▸ Try it
Report only how many lines of the entries below contain the string "title".
***** Entries provided
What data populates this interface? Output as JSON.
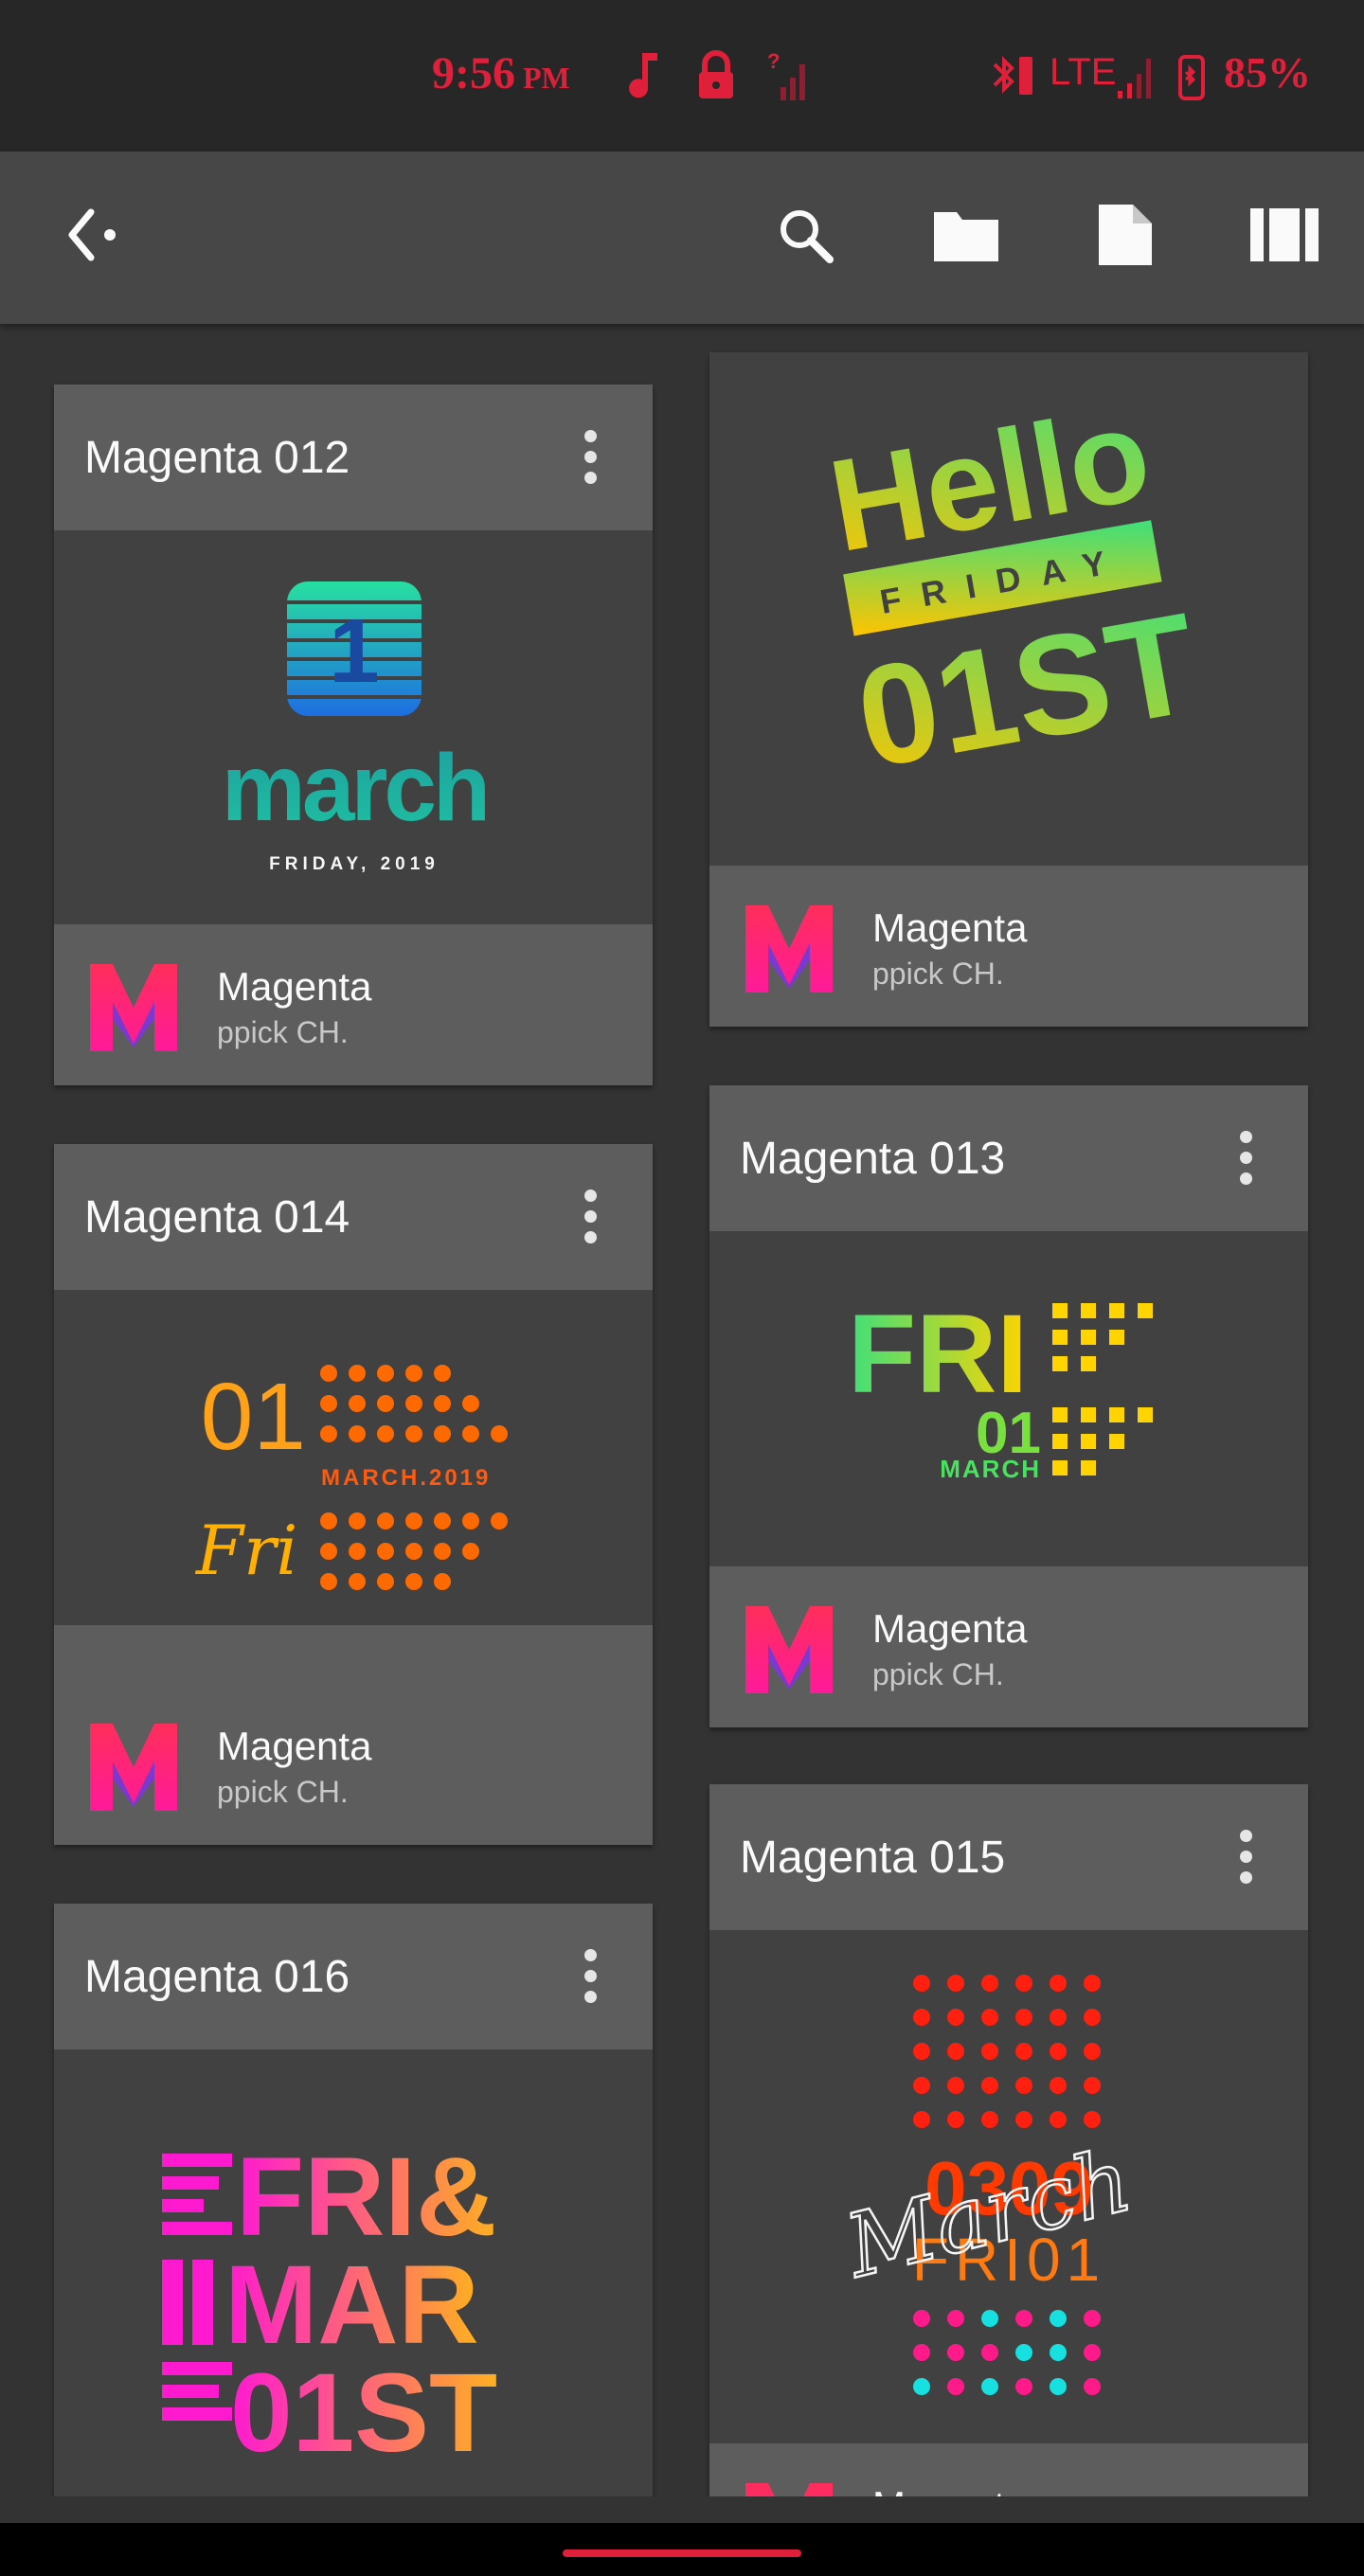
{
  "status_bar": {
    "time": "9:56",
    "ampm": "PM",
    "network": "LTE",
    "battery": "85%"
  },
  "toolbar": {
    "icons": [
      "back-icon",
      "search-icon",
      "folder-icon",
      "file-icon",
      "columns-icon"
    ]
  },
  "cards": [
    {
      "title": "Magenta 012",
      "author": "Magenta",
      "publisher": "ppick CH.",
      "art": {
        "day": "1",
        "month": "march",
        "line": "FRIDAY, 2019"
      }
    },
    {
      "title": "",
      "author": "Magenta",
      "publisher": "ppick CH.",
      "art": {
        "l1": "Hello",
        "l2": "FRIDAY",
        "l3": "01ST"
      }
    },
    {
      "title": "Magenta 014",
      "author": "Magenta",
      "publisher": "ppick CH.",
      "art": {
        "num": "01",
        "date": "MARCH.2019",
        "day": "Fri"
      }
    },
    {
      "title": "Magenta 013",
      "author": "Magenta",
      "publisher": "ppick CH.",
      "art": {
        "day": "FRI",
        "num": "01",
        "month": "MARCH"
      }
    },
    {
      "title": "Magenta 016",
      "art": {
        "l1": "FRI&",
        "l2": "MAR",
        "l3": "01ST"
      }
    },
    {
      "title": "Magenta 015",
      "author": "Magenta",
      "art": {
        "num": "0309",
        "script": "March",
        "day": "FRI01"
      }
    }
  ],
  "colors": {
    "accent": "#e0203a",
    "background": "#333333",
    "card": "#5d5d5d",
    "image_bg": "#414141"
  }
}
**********
▸ Completed task
6